Our study showed that not all insurance carriers were affected equally. While six of the 10 insurers in our study saw their sales quoting activity decline by more than 10%, three saw only modest declines and one experienced growth. These results in part speak to how carriers adapted and navigated the crisis. Overall, we found three relevant takeaways insurance companies should consider applying now to help them remain resilient.
- Diversification matters. With product preferences and customer engagement models changing rapidly, those carriers with more-diverse portfolios generally performed better. For example, insurers with broad voluntary product offerings were able to capitalize on the relatively high demand for those products, whereas insurers whose portfolios depended heavily on group dental were hit hardest.
Diversification of distribution methods matters, too. Our study was focused on group products, which are most often distributed through third-party brokers and consultants. But many insurers (including some in the study) also sell direct, with field-based, face-to-face sellers. It’s well publicized that insurers with face-to-face selling were hit even harder than those selling through intermediaries, with many seeing declines of 25% or more in sales year-over-year. Insurers with a portfolio of distribution methods (through brokers, direct-to-consumer and field agents) were better hedged against the COVID-19 upheaval.
- Agility matters. It’s one thing to have a diverse portfolio of offerings and something else to be able to adjust your sales focus to take advantage of this portfolio. Through our conversations, we learned that many insurers couldn’t shift their sales focus rapidly enough to emerging opportunities, such as toward voluntary products or larger employers.
An agile distribution organization would launch short-term programs to redirect efforts as demand evolved. This type of organization should be able to quickly (and temporarily) redeploy resources among territories. Instead, most insurers we spoke with found themselves offering guarantees to smooth over their inflexible, annual incentive programs—taking a “wait until next year” approach on their sales efforts.
- Geography doesn’t matter … or does it? Much to our surprise, we did not find meaningful differences in group sales quoting by geography, despite the very different ways that various regions experienced the pandemic across the U.S. We did not see different patterns in quote volume by state or region, nor did we find any strong correlations with varying local COVID-19 regulations.

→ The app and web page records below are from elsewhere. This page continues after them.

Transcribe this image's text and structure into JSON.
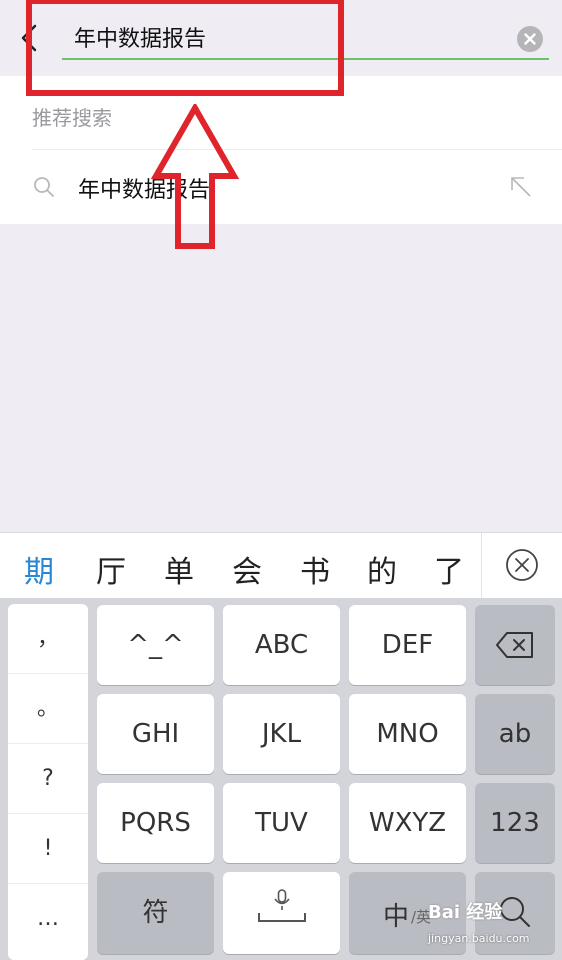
{
  "search": {
    "query": "年中数据报告"
  },
  "suggestions": {
    "header": "推荐搜索",
    "items": [
      {
        "text": "年中数据报告"
      }
    ]
  },
  "candidates": [
    "期",
    "厅",
    "单",
    "会",
    "书",
    "的",
    "了"
  ],
  "keyboard": {
    "punctuation": [
      "，",
      "。",
      "?",
      "!",
      "…"
    ],
    "rows": [
      [
        "^_^",
        "ABC",
        "DEF"
      ],
      [
        "GHI",
        "JKL",
        "MNO"
      ],
      [
        "PQRS",
        "TUV",
        "WXYZ"
      ]
    ],
    "side": {
      "ab": "ab",
      "num": "123"
    },
    "bottom": {
      "symbols": "符",
      "lang_main": "中",
      "lang_sub": "/英"
    }
  },
  "watermark": {
    "logo": "Bai 经验",
    "url": "jingyan.baidu.com"
  },
  "colors": {
    "accent_green": "#6cc16a",
    "candidate_active": "#2a86d6",
    "annotation_red": "#e0242b"
  }
}
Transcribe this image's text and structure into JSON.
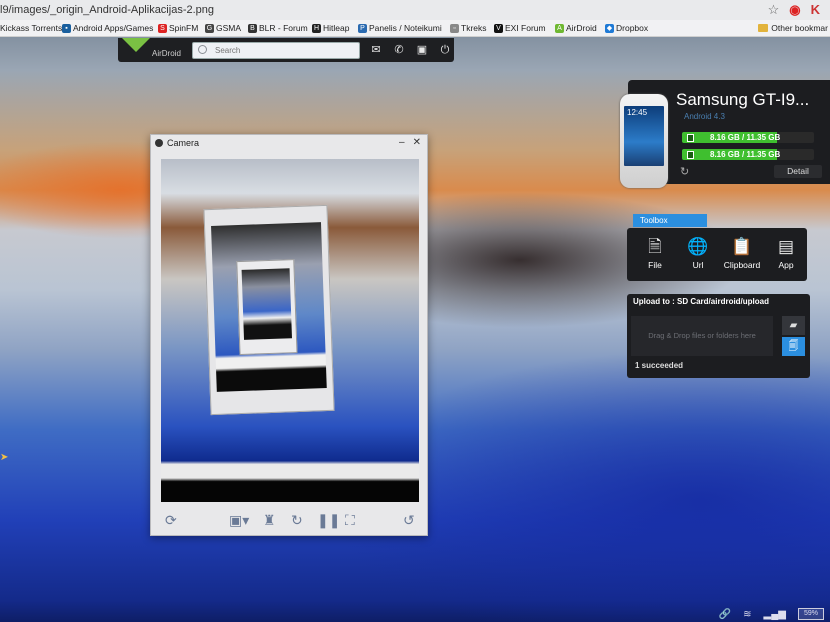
{
  "browser": {
    "url": "l9/images/_origin_Android-Aplikacijas-2.png",
    "bookmarks": [
      "Kickass Torrents",
      "Android Apps/Games",
      "SpinFM",
      "GSMA",
      "BLR - Forum",
      "Hitleap",
      "Panelis / Noteikumi",
      "Tkreks",
      "EXI Forum",
      "AirDroid",
      "Dropbox"
    ],
    "other_bookmarks": "Other bookmar"
  },
  "airdroid": {
    "logo": "AirDroid",
    "search_placeholder": "Search"
  },
  "device": {
    "name": "Samsung GT-I9...",
    "android": "Android 4.3",
    "clock": "12:45",
    "storage": [
      {
        "label": "8.16 GB / 11.35 GB",
        "fraction": 0.72
      },
      {
        "label": "8.16 GB / 11.35 GB",
        "fraction": 0.72
      }
    ],
    "detail": "Detail"
  },
  "toolbox": {
    "label": "Toolbox",
    "tools": [
      "File",
      "Url",
      "Clipboard",
      "App"
    ]
  },
  "upload": {
    "title": "Upload to : SD Card/airdroid/upload",
    "drop": "Drag & Drop files or folders here",
    "status": "1 succeeded"
  },
  "camera": {
    "title": "Camera"
  },
  "taskbar": {
    "battery": "59%"
  },
  "colors": {
    "accent": "#2b8fe0",
    "storage_green": "#3fbf2f",
    "panel": "#1c1d20"
  }
}
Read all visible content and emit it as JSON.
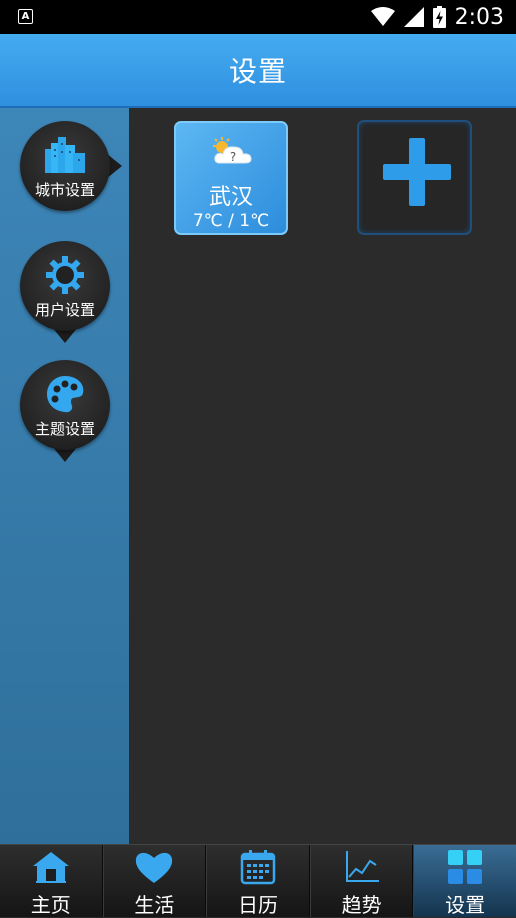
{
  "status_bar": {
    "notification_icon": "A",
    "time": "2:03",
    "icons": [
      "wifi-icon",
      "cell-signal-icon",
      "battery-charging-icon"
    ]
  },
  "header": {
    "title": "设置"
  },
  "sidebar": {
    "items": [
      {
        "label": "城市设置",
        "icon": "city-buildings-icon"
      },
      {
        "label": "用户设置",
        "icon": "gear-icon"
      },
      {
        "label": "主题设置",
        "icon": "palette-icon"
      }
    ]
  },
  "cities": [
    {
      "name": "武汉",
      "temp": "7℃ / 1℃",
      "weather_icon": "partly-cloudy-unknown-icon"
    }
  ],
  "add_city": {
    "icon": "plus-icon"
  },
  "bottom_nav": {
    "tabs": [
      {
        "label": "主页",
        "icon": "home-icon"
      },
      {
        "label": "生活",
        "icon": "heart-icon"
      },
      {
        "label": "日历",
        "icon": "calendar-icon"
      },
      {
        "label": "趋势",
        "icon": "trend-chart-icon"
      },
      {
        "label": "设置",
        "icon": "grid-icon",
        "active": true
      }
    ]
  },
  "colors": {
    "header": "#3a9eea",
    "sidebar": "#3a7fb0",
    "accent": "#3aa6ec",
    "background": "#2b2b2b"
  }
}
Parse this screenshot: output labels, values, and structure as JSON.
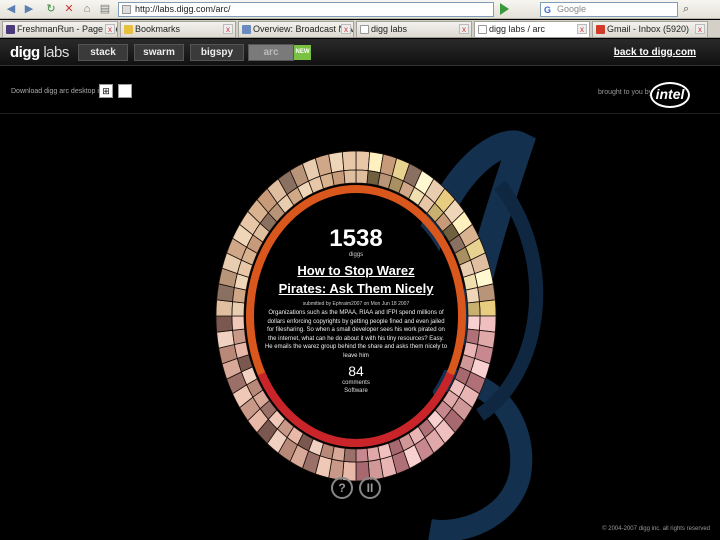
{
  "browser": {
    "url": "http://labs.digg.com/arc/",
    "search_placeholder": "Google",
    "search_engine_letter": "G",
    "tabs": [
      {
        "label": "FreshmanRun - Page ahead bring",
        "color": "#4a3a7a"
      },
      {
        "label": "Bookmarks",
        "color": "#e8c040"
      },
      {
        "label": "Overview: Broadcast Navigation",
        "color": "#6a8ac0"
      },
      {
        "label": "digg labs",
        "color": "#ffffff"
      },
      {
        "label": "digg labs / arc",
        "color": "#ffffff"
      },
      {
        "label": "Gmail - Inbox (5920)",
        "color": "#d23a2a"
      }
    ]
  },
  "header": {
    "logo_digg": "digg",
    "logo_labs": "labs",
    "nav": [
      {
        "label": "stack"
      },
      {
        "label": "swarm"
      },
      {
        "label": "bigspy"
      },
      {
        "label": "arc"
      }
    ],
    "new_badge": "NEW",
    "back_link": "back to digg.com"
  },
  "subbar": {
    "download_text": "Download digg arc desktop in air",
    "brought_by": "brought to you by",
    "sponsor": "intel"
  },
  "story": {
    "digg_count": "1538",
    "diggs_label": "diggs",
    "title_line1": "How to Stop Warez",
    "title_line2": "Pirates: Ask Them Nicely",
    "submitted": "submitted by Ephraim2007 on Mon Jun 18 2007",
    "description": "Organizations such as the MPAA, RIAA and IFPI spend millions of dollars enforcing copyrights by getting people fined and even jailed for filesharing. So when a small developer sees his work pirated on the internet, what can he do about it with his tiny resources? Easy. He emails the warez group behind the share and asks them nicely to leave him",
    "comments_count": "84",
    "comments_label": "comments",
    "category": "Software"
  },
  "controls": {
    "help_symbol": "?",
    "pause_symbol": "II"
  },
  "footer": {
    "copyright": "© 2004-2007 digg inc. all rights reserved"
  },
  "colors": {
    "background": "#000000",
    "swirl": "#1a3a5c",
    "ring_inner": "#d9571c",
    "ring_inner_red": "#c8242a",
    "new_badge": "#7ac143"
  }
}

It seems group insurance demand was more sensitive to the employer’s industry and size than its geography.
But separate ZS studies have found strong correlations between business mobility and face-to-face selling, so those carriers in our study who also sell face-to-face would have seen their greatest declines in face-to-face sales in those counties and regions that went into longer, more strict lockdowns. All of this is important for an insurer working to assess its sales performance, make sense of results and prepare for the future.
Our takeaway regarding geography, as with the rest of the study, is that it depends on how you sell, on what you sell and on how agile you are at adapting the way you sell. Those insurers with diverse portfolios, multiple routes to market and agile cultures and systems are poised to take advantage as communities reopen and demand for insurance products spikes. Insurers constrained in these areas have work to do to ready themselves for the future—not only to prepare for crises (which are uncertain) but also to prepare for any changes in the competitive or customer landscape (which are more certain). Resiliency in this environment relies on flexibility and may very well be what define the winners moving forward.